> Exercise aim: From the first line to the last, copy the data exactly.

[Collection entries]
__________________________________________________
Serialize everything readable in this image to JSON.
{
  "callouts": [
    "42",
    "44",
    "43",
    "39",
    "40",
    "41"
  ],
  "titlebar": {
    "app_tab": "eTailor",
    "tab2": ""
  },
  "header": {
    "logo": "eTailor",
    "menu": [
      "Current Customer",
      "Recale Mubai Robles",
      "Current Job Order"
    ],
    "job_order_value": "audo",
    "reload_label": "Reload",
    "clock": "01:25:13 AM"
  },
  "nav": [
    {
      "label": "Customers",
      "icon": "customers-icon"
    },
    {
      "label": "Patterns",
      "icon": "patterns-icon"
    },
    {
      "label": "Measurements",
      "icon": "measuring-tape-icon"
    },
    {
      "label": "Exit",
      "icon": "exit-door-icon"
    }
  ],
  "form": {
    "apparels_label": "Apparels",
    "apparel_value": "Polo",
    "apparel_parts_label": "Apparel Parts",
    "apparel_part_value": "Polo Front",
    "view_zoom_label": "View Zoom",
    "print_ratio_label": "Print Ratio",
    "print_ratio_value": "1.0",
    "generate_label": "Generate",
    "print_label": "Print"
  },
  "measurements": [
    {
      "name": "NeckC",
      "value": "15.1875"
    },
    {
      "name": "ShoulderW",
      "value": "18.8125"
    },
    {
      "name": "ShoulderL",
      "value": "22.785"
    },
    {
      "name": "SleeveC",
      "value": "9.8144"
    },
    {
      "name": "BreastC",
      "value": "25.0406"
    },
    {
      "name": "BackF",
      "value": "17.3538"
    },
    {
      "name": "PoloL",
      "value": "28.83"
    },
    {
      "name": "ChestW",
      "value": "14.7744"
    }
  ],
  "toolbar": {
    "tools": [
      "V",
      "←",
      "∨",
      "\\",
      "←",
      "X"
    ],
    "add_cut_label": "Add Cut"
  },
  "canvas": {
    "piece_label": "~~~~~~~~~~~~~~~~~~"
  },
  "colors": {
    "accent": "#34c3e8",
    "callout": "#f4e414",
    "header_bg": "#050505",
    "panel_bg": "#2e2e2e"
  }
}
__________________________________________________
> Task answer:
Serialize everything readable in this image to JSON.
{
  "callouts": [
    "42",
    "44",
    "43",
    "39",
    "40",
    "41"
  ],
  "titlebar": {
    "app_tab": "eTailor",
    "tab2": ""
  },
  "header": {
    "logo": "eTailor",
    "menu": [
      "Current Customer",
      "Recale Mubai Robles",
      "Current Job Order"
    ],
    "job_order_value": "audo",
    "reload_label": "Reload",
    "clock": "01:25:13 AM"
  },
  "nav": [
    {
      "label": "Customers",
      "icon": "customers-icon"
    },
    {
      "label": "Patterns",
      "icon": "patterns-icon"
    },
    {
      "label": "Measurements",
      "icon": "measuring-tape-icon"
    },
    {
      "label": "Exit",
      "icon": "exit-door-icon"
    }
  ],
  "form": {
    "apparels_label": "Apparels",
    "apparel_value": "Polo",
    "apparel_parts_label": "Apparel Parts",
    "apparel_part_value": "Polo Front",
    "view_zoom_label": "View Zoom",
    "print_ratio_label": "Print Ratio",
    "print_ratio_value": "1.0",
    "generate_label": "Generate",
    "print_label": "Print"
  },
  "measurements": [
    {
      "name": "NeckC",
      "value": "15.1875"
    },
    {
      "name": "ShoulderW",
      "value": "18.8125"
    },
    {
      "name": "ShoulderL",
      "value": "22.785"
    },
    {
      "name": "SleeveC",
      "value": "9.8144"
    },
    {
      "name": "BreastC",
      "value": "25.0406"
    },
    {
      "name": "BackF",
      "value": "17.3538"
    },
    {
      "name": "PoloL",
      "value": "28.83"
    },
    {
      "name": "ChestW",
      "value": "14.7744"
    }
  ],
  "toolbar": {
    "tools": [
      "V",
      "←",
      "∨",
      "\\",
      "←",
      "X"
    ],
    "add_cut_label": "Add Cut"
  },
  "canvas": {
    "piece_label": "~~~~~~~~~~~~~~~~~~"
  },
  "colors": {
    "accent": "#34c3e8",
    "callout": "#f4e414",
    "header_bg": "#050505",
    "panel_bg": "#2e2e2e"
  }
}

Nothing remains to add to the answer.